We cannot imagine any good or happy thought
We sink further and deeper into the pit of our despair.
There are times when each of us feels sorely hurt
The very thing we loved the most has been taken away
We feel empty, we feel alone, we are afraid.
There are times when all justice has fled
We have been wronged, cheated, unfairly beaten down
How could life deal such iniquities?
Why must our burdens be so severe?
These are moments all human beings share
When their hearts sink and their minds entertain the worst
Fears assail us all
We tremble and shake at problems facing us.
At these times a little voice from within us rouses us
Often waiting until we reach the very brink of despair
It tells us that we can indeed prevail
At first in nothing more than a whisper.
This little voice abiding in each of us is – hope
It is not logical or even reasonable
It is our heart telling our head that we cannot surrender
For to give in to the trials of life is to let them win over us.

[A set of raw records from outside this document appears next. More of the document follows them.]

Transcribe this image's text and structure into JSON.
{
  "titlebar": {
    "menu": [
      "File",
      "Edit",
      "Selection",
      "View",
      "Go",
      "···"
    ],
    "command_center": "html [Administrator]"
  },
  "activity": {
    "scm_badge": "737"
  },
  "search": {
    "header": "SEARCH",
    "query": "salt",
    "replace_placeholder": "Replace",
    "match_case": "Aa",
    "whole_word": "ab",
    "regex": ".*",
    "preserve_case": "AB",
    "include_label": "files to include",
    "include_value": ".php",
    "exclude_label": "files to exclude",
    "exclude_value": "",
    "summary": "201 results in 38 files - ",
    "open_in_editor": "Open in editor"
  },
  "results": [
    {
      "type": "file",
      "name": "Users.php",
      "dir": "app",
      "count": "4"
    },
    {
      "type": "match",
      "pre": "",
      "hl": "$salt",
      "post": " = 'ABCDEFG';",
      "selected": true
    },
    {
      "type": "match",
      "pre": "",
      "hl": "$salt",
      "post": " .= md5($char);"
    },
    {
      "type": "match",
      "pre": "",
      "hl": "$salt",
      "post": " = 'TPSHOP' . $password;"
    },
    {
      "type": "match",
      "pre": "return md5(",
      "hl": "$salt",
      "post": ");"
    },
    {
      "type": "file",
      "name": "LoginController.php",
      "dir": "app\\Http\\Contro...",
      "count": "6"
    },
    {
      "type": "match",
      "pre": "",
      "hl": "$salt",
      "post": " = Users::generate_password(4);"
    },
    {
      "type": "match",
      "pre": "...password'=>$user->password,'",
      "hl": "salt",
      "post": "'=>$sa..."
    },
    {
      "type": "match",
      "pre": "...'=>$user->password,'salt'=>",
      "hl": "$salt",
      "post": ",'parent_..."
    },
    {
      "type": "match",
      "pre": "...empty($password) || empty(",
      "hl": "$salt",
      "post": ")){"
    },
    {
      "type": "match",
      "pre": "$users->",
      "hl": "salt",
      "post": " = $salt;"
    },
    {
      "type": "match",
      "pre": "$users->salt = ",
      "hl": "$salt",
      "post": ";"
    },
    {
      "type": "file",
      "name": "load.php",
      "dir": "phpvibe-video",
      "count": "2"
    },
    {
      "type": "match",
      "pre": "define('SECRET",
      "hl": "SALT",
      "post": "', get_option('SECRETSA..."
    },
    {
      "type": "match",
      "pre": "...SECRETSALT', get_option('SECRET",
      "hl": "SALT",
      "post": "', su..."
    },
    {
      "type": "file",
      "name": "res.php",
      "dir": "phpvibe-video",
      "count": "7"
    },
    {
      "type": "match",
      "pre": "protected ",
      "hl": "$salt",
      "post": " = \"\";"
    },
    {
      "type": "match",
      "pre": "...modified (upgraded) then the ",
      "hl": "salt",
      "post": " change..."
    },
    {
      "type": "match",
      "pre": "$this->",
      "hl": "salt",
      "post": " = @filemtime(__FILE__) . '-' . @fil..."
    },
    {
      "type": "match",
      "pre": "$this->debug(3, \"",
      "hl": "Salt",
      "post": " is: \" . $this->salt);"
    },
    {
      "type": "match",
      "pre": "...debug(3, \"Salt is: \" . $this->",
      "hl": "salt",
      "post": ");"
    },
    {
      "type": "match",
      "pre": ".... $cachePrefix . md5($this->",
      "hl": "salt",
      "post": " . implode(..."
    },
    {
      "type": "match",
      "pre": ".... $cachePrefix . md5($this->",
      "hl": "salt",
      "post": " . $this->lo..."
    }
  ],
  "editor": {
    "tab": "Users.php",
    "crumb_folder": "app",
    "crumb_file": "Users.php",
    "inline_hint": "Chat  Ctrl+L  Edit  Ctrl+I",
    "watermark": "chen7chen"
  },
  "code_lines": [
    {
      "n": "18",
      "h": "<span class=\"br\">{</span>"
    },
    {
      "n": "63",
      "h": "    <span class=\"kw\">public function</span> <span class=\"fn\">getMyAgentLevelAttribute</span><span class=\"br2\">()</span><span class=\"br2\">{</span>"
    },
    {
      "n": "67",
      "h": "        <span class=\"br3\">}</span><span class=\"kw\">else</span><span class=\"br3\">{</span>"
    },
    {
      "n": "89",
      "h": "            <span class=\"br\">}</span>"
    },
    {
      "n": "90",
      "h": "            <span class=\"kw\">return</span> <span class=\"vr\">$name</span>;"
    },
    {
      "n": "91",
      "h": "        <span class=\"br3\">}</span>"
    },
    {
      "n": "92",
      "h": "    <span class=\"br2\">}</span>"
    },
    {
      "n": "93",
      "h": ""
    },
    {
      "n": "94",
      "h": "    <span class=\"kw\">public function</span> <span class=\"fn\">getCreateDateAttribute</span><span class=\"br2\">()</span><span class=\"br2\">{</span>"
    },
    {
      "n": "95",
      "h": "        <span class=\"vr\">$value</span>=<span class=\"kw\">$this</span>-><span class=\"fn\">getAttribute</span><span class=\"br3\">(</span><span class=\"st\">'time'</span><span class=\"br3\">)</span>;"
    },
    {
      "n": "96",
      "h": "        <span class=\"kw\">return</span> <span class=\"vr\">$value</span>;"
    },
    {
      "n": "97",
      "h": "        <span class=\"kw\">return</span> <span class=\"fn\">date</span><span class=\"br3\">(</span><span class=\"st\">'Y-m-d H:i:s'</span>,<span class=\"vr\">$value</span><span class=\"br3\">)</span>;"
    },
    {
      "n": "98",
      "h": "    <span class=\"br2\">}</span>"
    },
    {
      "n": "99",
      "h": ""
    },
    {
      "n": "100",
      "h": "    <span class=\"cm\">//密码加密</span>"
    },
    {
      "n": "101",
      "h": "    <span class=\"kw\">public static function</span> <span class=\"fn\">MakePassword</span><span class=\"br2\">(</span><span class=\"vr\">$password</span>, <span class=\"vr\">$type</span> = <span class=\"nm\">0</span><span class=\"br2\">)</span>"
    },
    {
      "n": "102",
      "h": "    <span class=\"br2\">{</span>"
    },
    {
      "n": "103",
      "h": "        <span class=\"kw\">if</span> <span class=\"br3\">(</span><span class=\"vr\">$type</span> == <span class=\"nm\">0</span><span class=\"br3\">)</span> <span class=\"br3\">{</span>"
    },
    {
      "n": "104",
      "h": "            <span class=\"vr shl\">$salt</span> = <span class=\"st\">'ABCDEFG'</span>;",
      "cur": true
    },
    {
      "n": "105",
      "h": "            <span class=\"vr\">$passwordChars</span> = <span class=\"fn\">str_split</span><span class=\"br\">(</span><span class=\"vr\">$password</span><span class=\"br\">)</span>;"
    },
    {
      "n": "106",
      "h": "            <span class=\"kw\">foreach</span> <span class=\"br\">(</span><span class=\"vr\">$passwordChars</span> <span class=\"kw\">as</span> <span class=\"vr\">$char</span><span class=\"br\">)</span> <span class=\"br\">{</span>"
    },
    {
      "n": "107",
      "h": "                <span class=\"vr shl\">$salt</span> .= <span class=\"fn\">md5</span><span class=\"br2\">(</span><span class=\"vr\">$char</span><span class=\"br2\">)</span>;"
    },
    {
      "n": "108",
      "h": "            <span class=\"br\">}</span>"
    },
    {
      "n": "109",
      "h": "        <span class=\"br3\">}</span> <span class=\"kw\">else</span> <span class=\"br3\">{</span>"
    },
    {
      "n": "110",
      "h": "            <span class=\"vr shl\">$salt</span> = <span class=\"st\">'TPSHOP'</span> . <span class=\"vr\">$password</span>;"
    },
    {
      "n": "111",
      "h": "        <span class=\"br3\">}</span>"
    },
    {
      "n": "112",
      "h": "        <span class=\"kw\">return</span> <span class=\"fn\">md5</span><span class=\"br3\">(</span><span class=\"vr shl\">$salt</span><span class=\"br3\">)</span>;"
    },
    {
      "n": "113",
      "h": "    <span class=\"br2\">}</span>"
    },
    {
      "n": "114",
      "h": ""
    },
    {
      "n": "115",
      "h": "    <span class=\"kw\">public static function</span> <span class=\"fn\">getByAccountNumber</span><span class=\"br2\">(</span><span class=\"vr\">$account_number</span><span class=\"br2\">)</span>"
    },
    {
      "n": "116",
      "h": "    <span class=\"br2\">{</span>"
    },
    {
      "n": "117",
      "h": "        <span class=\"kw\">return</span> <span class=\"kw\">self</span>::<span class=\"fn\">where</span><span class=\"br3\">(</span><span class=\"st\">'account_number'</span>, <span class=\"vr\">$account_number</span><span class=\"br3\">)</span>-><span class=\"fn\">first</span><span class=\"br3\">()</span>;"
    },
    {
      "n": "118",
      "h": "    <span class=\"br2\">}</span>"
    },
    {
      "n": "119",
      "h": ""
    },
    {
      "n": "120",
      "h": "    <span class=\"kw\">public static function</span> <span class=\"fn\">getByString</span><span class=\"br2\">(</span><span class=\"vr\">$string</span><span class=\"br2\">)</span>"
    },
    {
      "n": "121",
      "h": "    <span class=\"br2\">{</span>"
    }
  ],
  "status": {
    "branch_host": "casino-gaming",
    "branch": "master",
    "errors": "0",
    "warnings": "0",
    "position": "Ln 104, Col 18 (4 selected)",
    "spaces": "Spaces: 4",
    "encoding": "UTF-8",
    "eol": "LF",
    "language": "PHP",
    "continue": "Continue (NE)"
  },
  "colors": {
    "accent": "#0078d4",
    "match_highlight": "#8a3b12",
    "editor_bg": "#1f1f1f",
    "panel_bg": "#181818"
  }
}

From a whisper hope grows slowly
First in a moderate tone and finally to a roar
It supersedes fear, sorrow, and even despair
It gives us the courage to try again.
“Pick yourself up,” it demands
“Can’t you see that tomorrow has better things in store.”
And we begin to believe in ourselves, and we arise
To meet tomorrow a little stronger and more prepared.
Hope abides in each of us
Giving us the energy to survive
“Life is very good,” it assures us
“Carry on with your work, and you will be blessed.”
‘Hope abides in each of us.’ May each one of us discover that truth as we cross the threshold into the New Year and make a new beginning. And let us say: Amen.
Rabbi Elizabeth Tikvah Sarah
Brighton & Hove Progressive Synagogue – Adat Shalom Verei’ut
Erev Rosh Ha-Shanah 5774 – 4th September 2013
 The Wisdom of Insecurity: A Message for an Age of Anxiety (Vintage, 1951).
 Translated by Rabbi Chaim Stern and included in High and Holy Days. A Book of Jewish Wisdom edited by Rabbi Andrew Goldstein and Rabbi Charles Middleburgh. Canterbury Press, Norwich, 2010, p. 15.
 From Covenant of the Heart – Prayers, Poems and Meditations from the Women of Reform Judaism. National Federation of Temple sisterhood is, USA, 1993. Quoted in High and Holy Days. A Book of Jewish Wisdom, pp.16-17.